Publication TypeJournal Article
Year of Publication2014
AuthorsMartens, EC, Kelly, AG, Tauzin, AS, Brumer, H
JournalJOURNAL OF MOLECULAR BIOLOGY
Volume426
Pagination3851-3865
Date PublishedNOV 25
ISSN0022-2836
Abstract

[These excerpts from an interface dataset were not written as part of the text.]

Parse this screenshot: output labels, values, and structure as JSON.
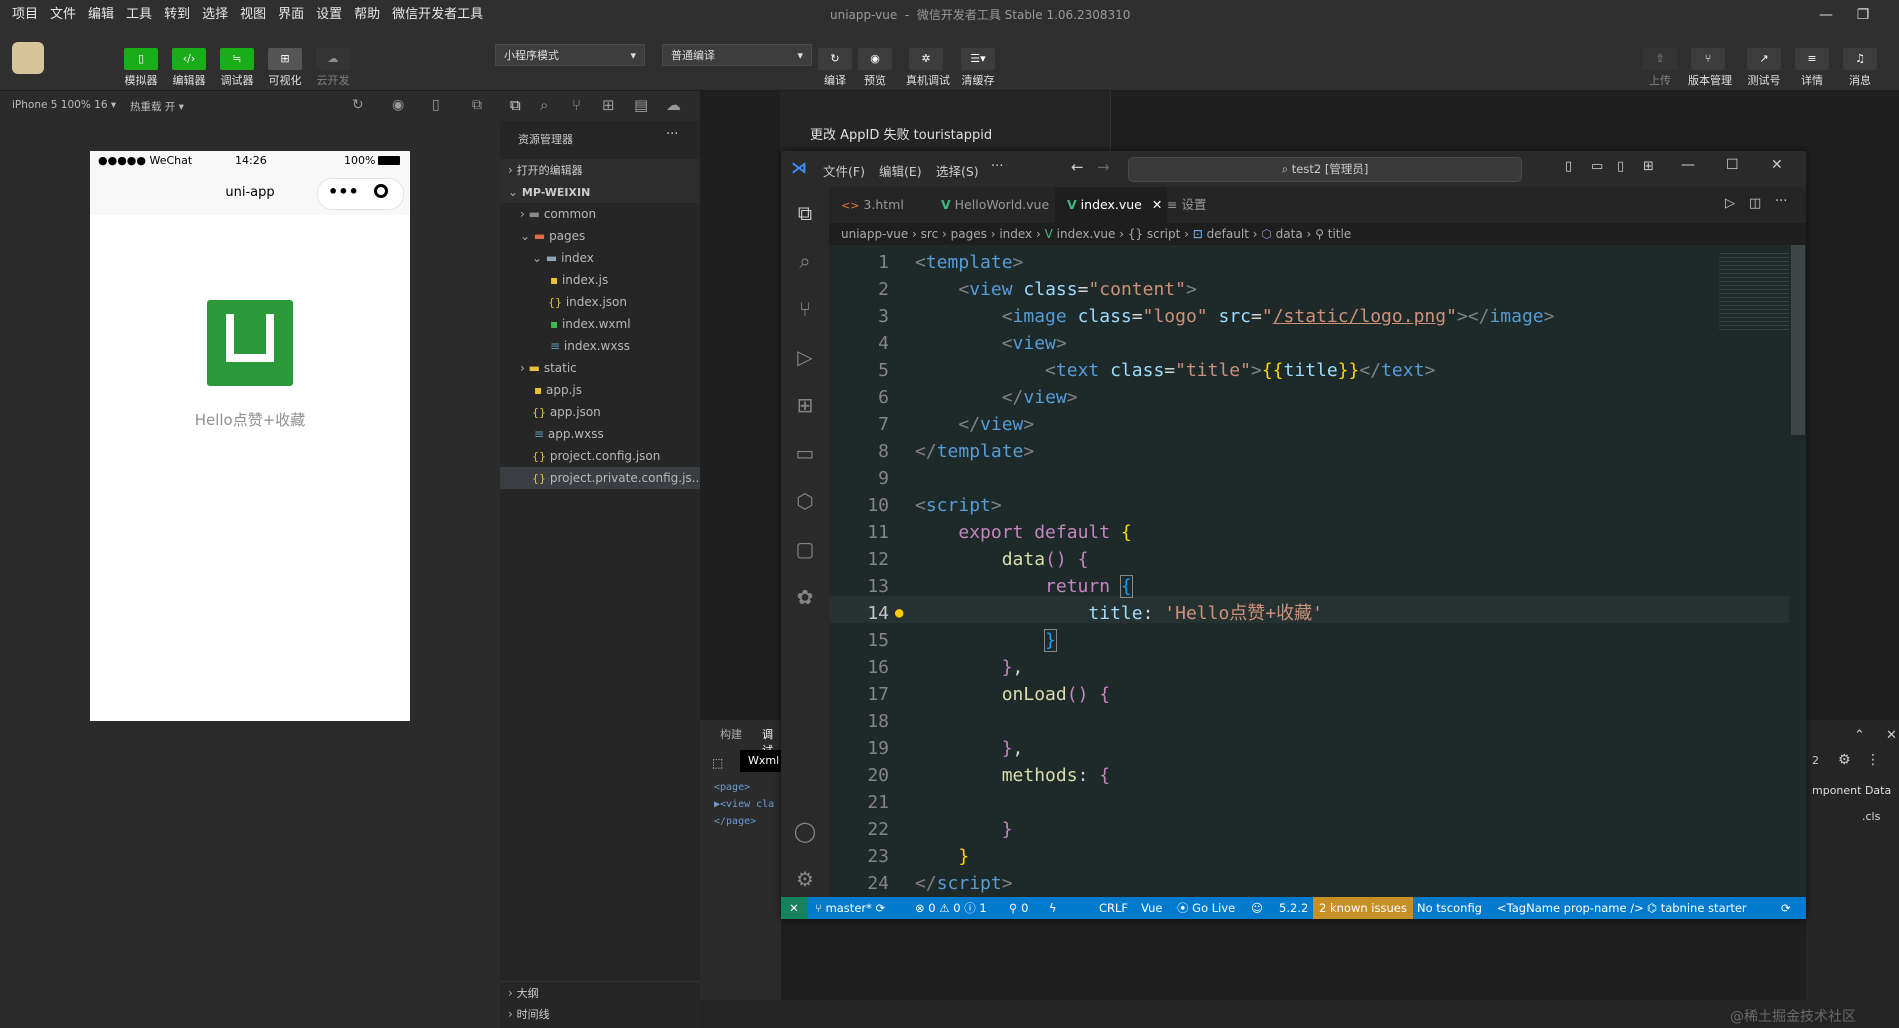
{
  "menubar": {
    "items": [
      "项目",
      "文件",
      "编辑",
      "工具",
      "转到",
      "选择",
      "视图",
      "界面",
      "设置",
      "帮助",
      "微信开发者工具"
    ],
    "title_app": "uniapp-vue",
    "title_rest": "微信开发者工具 Stable 1.06.2308310"
  },
  "toolbar": {
    "simulator": "模拟器",
    "editor": "编辑器",
    "debugger": "调试器",
    "visual": "可视化",
    "cloud": "云开发",
    "mode_select": "小程序模式",
    "compile_select": "普通编译",
    "compile": "编译",
    "preview": "预览",
    "remote_debug": "真机调试",
    "clear_cache": "清缓存",
    "upload": "上传",
    "version": "版本管理",
    "test": "测试号",
    "details": "详情",
    "messages": "消息"
  },
  "simbar": {
    "device": "iPhone 5 100% 16 ▾",
    "hotreload": "热重载 开 ▾"
  },
  "phone": {
    "signal": "●●●●● WeChat",
    "time": "14:26",
    "battery": "100%",
    "nav_title": "uni-app",
    "logo_letter": "U",
    "text": "Hello点赞+收藏"
  },
  "explorer": {
    "title": "资源管理器",
    "more": "···",
    "open_editors": "打开的编辑器",
    "root": "MP-WEIXIN",
    "items": [
      {
        "name": "common",
        "type": "folder"
      },
      {
        "name": "pages",
        "type": "folder-open"
      },
      {
        "name": "index",
        "type": "folder-open"
      },
      {
        "name": "index.js",
        "type": "js"
      },
      {
        "name": "index.json",
        "type": "json"
      },
      {
        "name": "index.wxml",
        "type": "wxml"
      },
      {
        "name": "index.wxss",
        "type": "wxss"
      },
      {
        "name": "static",
        "type": "folder"
      },
      {
        "name": "app.js",
        "type": "js"
      },
      {
        "name": "app.json",
        "type": "json"
      },
      {
        "name": "app.wxss",
        "type": "wxss"
      },
      {
        "name": "project.config.json",
        "type": "json"
      },
      {
        "name": "project.private.config.js...",
        "type": "json"
      }
    ],
    "outline": "大纲",
    "timeline": "时间线"
  },
  "mid": {
    "notice": "更改 AppID 失败 touristappid"
  },
  "vscode": {
    "menu": [
      "文件(F)",
      "编辑(E)",
      "选择(S)",
      "···"
    ],
    "search": "test2 [管理员]",
    "tabs": [
      {
        "label": "3.html",
        "icon": "<>"
      },
      {
        "label": "HelloWorld.vue",
        "icon": "V"
      },
      {
        "label": "index.vue",
        "icon": "V"
      },
      {
        "label": "设置",
        "icon": "≡"
      }
    ],
    "breadcrumbs": [
      "uniapp-vue",
      "src",
      "pages",
      "index",
      "index.vue",
      "{} script",
      "default",
      "data",
      "title"
    ],
    "status": {
      "branch": "master*",
      "errors": "⊗ 0 ⚠ 0 ⓘ 1",
      "ports": "⚲ 0",
      "eol": "CRLF",
      "lang": "Vue",
      "golive": "Go Live",
      "version": "5.2.2",
      "issues": "2 known issues",
      "tsconfig": "No tsconfig",
      "tagname": "<TagName prop-name />",
      "tabnine": "tabnine starter"
    }
  },
  "code": [
    {
      "n": "1"
    },
    {
      "n": "2"
    },
    {
      "n": "3"
    },
    {
      "n": "4"
    },
    {
      "n": "5"
    },
    {
      "n": "6"
    },
    {
      "n": "7"
    },
    {
      "n": "8"
    },
    {
      "n": "9"
    },
    {
      "n": "10"
    },
    {
      "n": "11"
    },
    {
      "n": "12"
    },
    {
      "n": "13"
    },
    {
      "n": "14"
    },
    {
      "n": "15"
    },
    {
      "n": "16"
    },
    {
      "n": "17"
    },
    {
      "n": "18"
    },
    {
      "n": "19"
    },
    {
      "n": "20"
    },
    {
      "n": "21"
    },
    {
      "n": "22"
    },
    {
      "n": "23"
    },
    {
      "n": "24"
    }
  ],
  "devtools": {
    "tab1": "构建",
    "tab2": "调试",
    "wxml": "Wxml",
    "line1": "<page>",
    "line2": "▶<view cla",
    "line3": "</page>",
    "right_count": "2",
    "right_title": "mponent Data",
    "right_cls": ".cls"
  },
  "watermark": "@稀土掘金技术社区"
}
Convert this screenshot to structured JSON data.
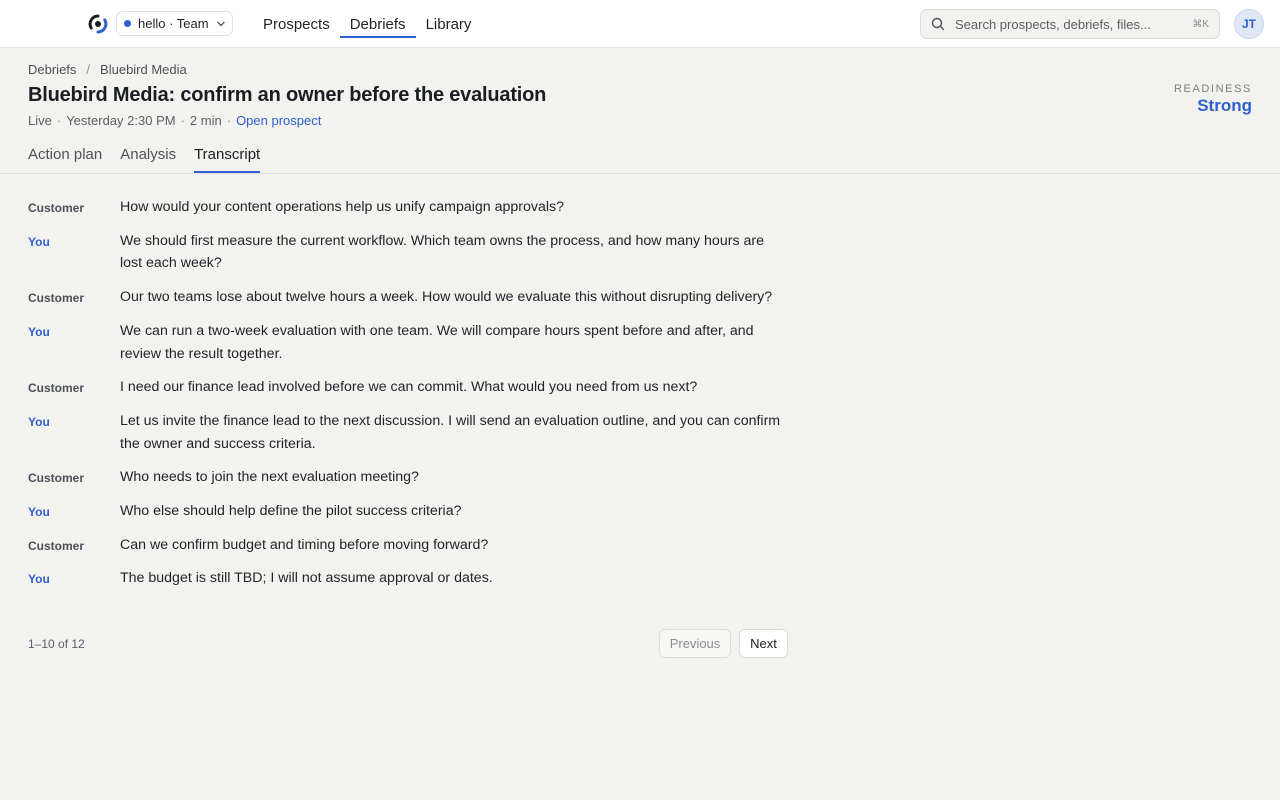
{
  "topbar": {
    "team_label": "hello · Team",
    "nav": [
      "Prospects",
      "Debriefs",
      "Library"
    ],
    "active_nav": "Debriefs",
    "search_placeholder": "Search prospects, debriefs, files...",
    "search_shortcut": "⌘K",
    "avatar_initials": "JT",
    "accent_color": "#2f5fd0"
  },
  "header": {
    "breadcrumb": [
      "Debriefs",
      "Bluebird Media"
    ],
    "breadcrumb_sep": "/",
    "title": "Bluebird Media: confirm an owner before the evaluation",
    "meta": {
      "status": "Live",
      "time": "Yesterday 2:30 PM",
      "duration": "2 min",
      "link": "Open prospect"
    },
    "readiness_label": "READINESS",
    "readiness_value": "Strong"
  },
  "tabs": [
    "Action plan",
    "Analysis",
    "Transcript"
  ],
  "active_tab": "Transcript",
  "transcript": [
    {
      "speaker": "Customer",
      "text": "How would your content operations help us unify campaign approvals?"
    },
    {
      "speaker": "You",
      "text": "We should first measure the current workflow. Which team owns the process, and how many hours are lost each week?"
    },
    {
      "speaker": "Customer",
      "text": "Our two teams lose about twelve hours a week. How would we evaluate this without disrupting delivery?"
    },
    {
      "speaker": "You",
      "text": "We can run a two-week evaluation with one team. We will compare hours spent before and after, and review the result together."
    },
    {
      "speaker": "Customer",
      "text": "I need our finance lead involved before we can commit. What would you need from us next?"
    },
    {
      "speaker": "You",
      "text": "Let us invite the finance lead to the next discussion. I will send an evaluation outline, and you can confirm the owner and success criteria."
    },
    {
      "speaker": "Customer",
      "text": "Who needs to join the next evaluation meeting?"
    },
    {
      "speaker": "You",
      "text": "Who else should help define the pilot success criteria?"
    },
    {
      "speaker": "Customer",
      "text": "Can we confirm budget and timing before moving forward?"
    },
    {
      "speaker": "You",
      "text": "The budget is still TBD; I will not assume approval or dates."
    }
  ],
  "pagination": {
    "info": "1–10 of 12",
    "previous": "Previous",
    "next": "Next"
  }
}
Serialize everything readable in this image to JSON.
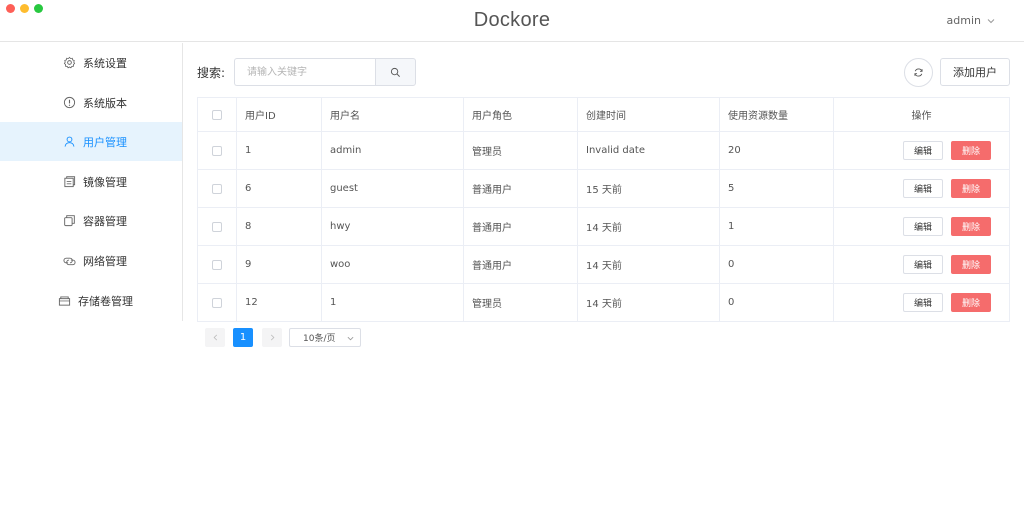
{
  "app": {
    "title": "Dockore"
  },
  "user_menu": {
    "name": "admin",
    "chevron_icon": "chevron-down-icon"
  },
  "sidebar": {
    "items": [
      {
        "label": "系统设置",
        "icon": "gear-icon",
        "active": false
      },
      {
        "label": "系统版本",
        "icon": "info-icon",
        "active": false
      },
      {
        "label": "用户管理",
        "icon": "user-icon",
        "active": true
      },
      {
        "label": "镜像管理",
        "icon": "image-icon",
        "active": false
      },
      {
        "label": "容器管理",
        "icon": "container-icon",
        "active": false
      },
      {
        "label": "网络管理",
        "icon": "network-icon",
        "active": false
      },
      {
        "label": "存储卷管理",
        "icon": "storage-icon",
        "active": false
      }
    ]
  },
  "toolbar": {
    "search_label": "搜索:",
    "search_placeholder": "请输入关键字",
    "search_value": "",
    "add_user_label": "添加用户"
  },
  "table": {
    "headers": [
      "用户ID",
      "用户名",
      "用户角色",
      "创建时间",
      "使用资源数量",
      "操作"
    ],
    "rows": [
      {
        "id": "1",
        "username": "admin",
        "role": "管理员",
        "created": "Invalid date",
        "resources": "20"
      },
      {
        "id": "6",
        "username": "guest",
        "role": "普通用户",
        "created": "15 天前",
        "resources": "5"
      },
      {
        "id": "8",
        "username": "hwy",
        "role": "普通用户",
        "created": "14 天前",
        "resources": "1"
      },
      {
        "id": "9",
        "username": "woo",
        "role": "普通用户",
        "created": "14 天前",
        "resources": "0"
      },
      {
        "id": "12",
        "username": "1",
        "role": "管理员",
        "created": "14 天前",
        "resources": "0"
      }
    ],
    "edit_label": "编辑",
    "delete_label": "删除"
  },
  "pagination": {
    "current_page": "1",
    "page_size": "10条/页"
  },
  "colors": {
    "accent": "#1890ff",
    "danger": "#f56c6c",
    "active_bg": "#e6f3fd"
  }
}
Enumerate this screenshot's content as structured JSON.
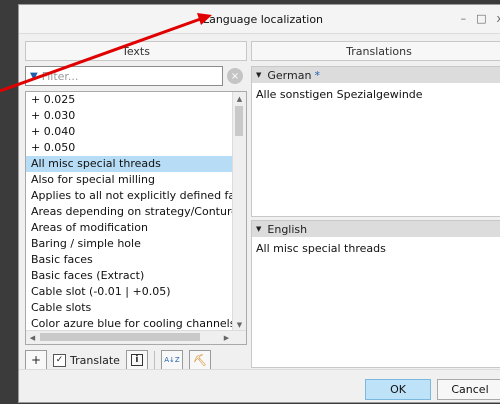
{
  "window": {
    "title": "Language localization",
    "min_glyph": "–",
    "restore_glyph": "□",
    "close_glyph": "x"
  },
  "texts_panel": {
    "header": "Texts",
    "filter_placeholder": "Filter...",
    "clear_glyph": "⊗",
    "items": [
      "+ 0.025",
      "+ 0.030",
      "+ 0.040",
      "+ 0.050",
      "All misc special threads",
      "Also for special milling",
      "Applies to all not explicitly defined faces",
      "Areas depending on strategy/Contur-mode",
      "Areas of modification",
      "Baring / simple hole",
      "Basic faces",
      "Basic faces (Extract)",
      "Cable slot (-0.01 | +0.05)",
      "Cable slots",
      "Color azure blue for cooling channels"
    ],
    "selected_index": 4,
    "toolbar": {
      "add_glyph": "+",
      "translate_label": "Translate",
      "translate_checked": "✓",
      "info_glyph": "i",
      "sort_glyph": "A↓Z",
      "clean_glyph": "⛏"
    }
  },
  "translations_panel": {
    "header": "Translations",
    "languages": [
      {
        "name": "German",
        "marker": "*",
        "text": "Alle sonstigen Spezialgewinde"
      },
      {
        "name": "English",
        "marker": "",
        "text": "All misc special threads"
      }
    ]
  },
  "footer": {
    "ok_label": "OK",
    "cancel_label": "Cancel"
  },
  "colors": {
    "selection": "#b7dcf5",
    "accent": "#1e5fb0",
    "arrow": "#e00000"
  }
}
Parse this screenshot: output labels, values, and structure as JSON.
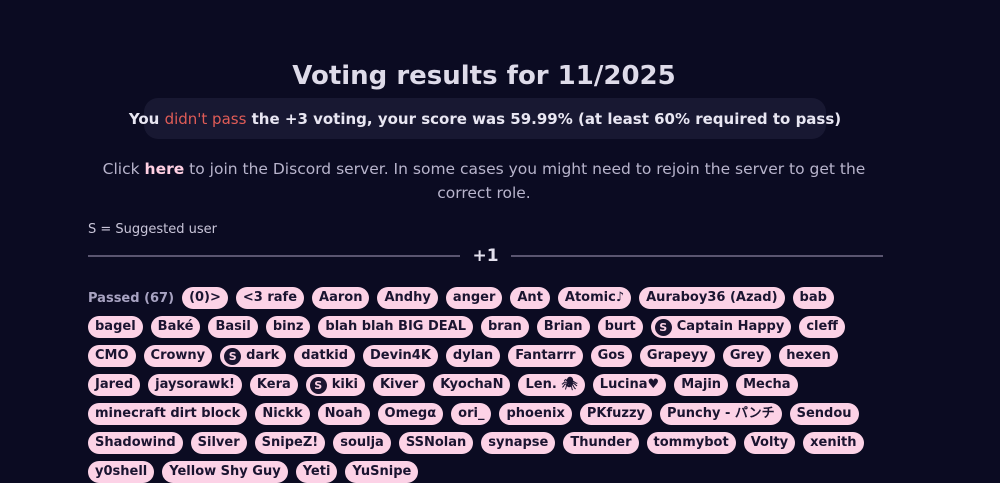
{
  "page_title": "Voting results for 11/2025",
  "result": {
    "prefix": "You ",
    "status": "didn't pass",
    "suffix": " the +3 voting, your score was 59.99% (at least 60% required to pass)"
  },
  "discord": {
    "prefix": "Click ",
    "link": "here",
    "suffix": " to join the Discord server. In some cases you might need to rejoin the server to get the correct role."
  },
  "legend": "S = Suggested user",
  "section_label": "+1",
  "passed_label": "Passed (67)",
  "suggested_icon": "S",
  "users": [
    {
      "name": "(0)>",
      "suggested": false
    },
    {
      "name": "<3 rafe",
      "suggested": false
    },
    {
      "name": "Aaron",
      "suggested": false
    },
    {
      "name": "Andhy",
      "suggested": false
    },
    {
      "name": "anger",
      "suggested": false
    },
    {
      "name": "Ant",
      "suggested": false
    },
    {
      "name": "Atomic♪",
      "suggested": false
    },
    {
      "name": "Auraboy36 (Azad)",
      "suggested": false
    },
    {
      "name": "bab",
      "suggested": false
    },
    {
      "name": "bagel",
      "suggested": false
    },
    {
      "name": "Baké",
      "suggested": false
    },
    {
      "name": "Basil",
      "suggested": false
    },
    {
      "name": "binz",
      "suggested": false
    },
    {
      "name": "blah blah BIG DEAL",
      "suggested": false
    },
    {
      "name": "bran",
      "suggested": false
    },
    {
      "name": "Brian",
      "suggested": false
    },
    {
      "name": "burt",
      "suggested": false
    },
    {
      "name": "Captain Happy",
      "suggested": true
    },
    {
      "name": "cleff",
      "suggested": false
    },
    {
      "name": "CMO",
      "suggested": false
    },
    {
      "name": "Crowny",
      "suggested": false
    },
    {
      "name": "dark",
      "suggested": true
    },
    {
      "name": "datkid",
      "suggested": false
    },
    {
      "name": "Devin4K",
      "suggested": false
    },
    {
      "name": "dylan",
      "suggested": false
    },
    {
      "name": "Fantarrr",
      "suggested": false
    },
    {
      "name": "Gos",
      "suggested": false
    },
    {
      "name": "Grapeyy",
      "suggested": false
    },
    {
      "name": "Grey",
      "suggested": false
    },
    {
      "name": "hexen",
      "suggested": false
    },
    {
      "name": "Jared",
      "suggested": false
    },
    {
      "name": "jaysorawk!",
      "suggested": false
    },
    {
      "name": "Kera",
      "suggested": false
    },
    {
      "name": "kiki",
      "suggested": true
    },
    {
      "name": "Kiver",
      "suggested": false
    },
    {
      "name": "KyochaN",
      "suggested": false
    },
    {
      "name": "Len. 🕷",
      "suggested": false
    },
    {
      "name": "Lucina♥",
      "suggested": false
    },
    {
      "name": "Majin",
      "suggested": false
    },
    {
      "name": "Mecha",
      "suggested": false
    },
    {
      "name": "minecraft dirt block",
      "suggested": false
    },
    {
      "name": "Nickk",
      "suggested": false
    },
    {
      "name": "Noah",
      "suggested": false
    },
    {
      "name": "Omegα",
      "suggested": false
    },
    {
      "name": "ori_",
      "suggested": false
    },
    {
      "name": "phoenix",
      "suggested": false
    },
    {
      "name": "PKfuzzy",
      "suggested": false
    },
    {
      "name": "Punchy - パンチ",
      "suggested": false
    },
    {
      "name": "Sendou",
      "suggested": false
    },
    {
      "name": "Shadowind",
      "suggested": false
    },
    {
      "name": "Silver",
      "suggested": false
    },
    {
      "name": "SnipeZ!",
      "suggested": false
    },
    {
      "name": "soulja",
      "suggested": false
    },
    {
      "name": "SSNolan",
      "suggested": false
    },
    {
      "name": "synapse",
      "suggested": false
    },
    {
      "name": "Thunder",
      "suggested": false
    },
    {
      "name": "tommybot",
      "suggested": false
    },
    {
      "name": "Volty",
      "suggested": false
    },
    {
      "name": "xenith",
      "suggested": false
    },
    {
      "name": "y0shell",
      "suggested": false
    },
    {
      "name": "Yellow Shy Guy",
      "suggested": false
    },
    {
      "name": "Yeti",
      "suggested": false
    },
    {
      "name": "YuSnipe",
      "suggested": false
    }
  ],
  "colors": {
    "background": "#0b0b22",
    "chip_bg": "#fcd2e6",
    "fail": "#e05c57",
    "box_bg": "#181832"
  }
}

The critical importance of gastrointestinal microbes to digestion of dietary fiber in humans and other mammals has been appreciated for decades. Symbiotic microorganisms expand mammalian digestive physiology by providing an armament of diverse polysaccharide-degrading enzymes, which are largely absent in mammalian genomes. By out-sourcing this aspect of digestive physiology to our gut microbes, we maximize our ability to adapt to different carbohydrate nutrients on timescales as short as several hours due to the ability of the gut microbial community to rapidly alter its physiology from meal to meal. Because of their ability to pick up new traits by lateral gene transfer, our gut microbes also enable adaption over time periods as long as centuries and millennia by adjusting their gene content to reflect cultural dietary trends. Despite a vast amount of sequence-based insight into the metabolic potential of gut microbes, the specific mechanisms by which symbiotic gut microorganisms recognize and attack complex carbohydrates remain largely undefined. Here, we review the recent literature on this topic and posit that numerous, subtle variations in polysaccharides diversify the spectrum of available nutrient niches, each of which may be best filled by a subset of microorganisms that possess the corresponding proteins to recognize and degrade different carbohydrates. Understanding these relationships at precise mechanistic levels will be essential to obtain a complete understanding of the forces shaping gut microbial ecology and genomic evolution, as well as devising strategies to intentionally manipulate the composition and physiology of the gut microbial community to improve health. (C) 2014 Elsevier Ltd. All rights reserved.

DOI10.1016/j.jmb.2014.06.022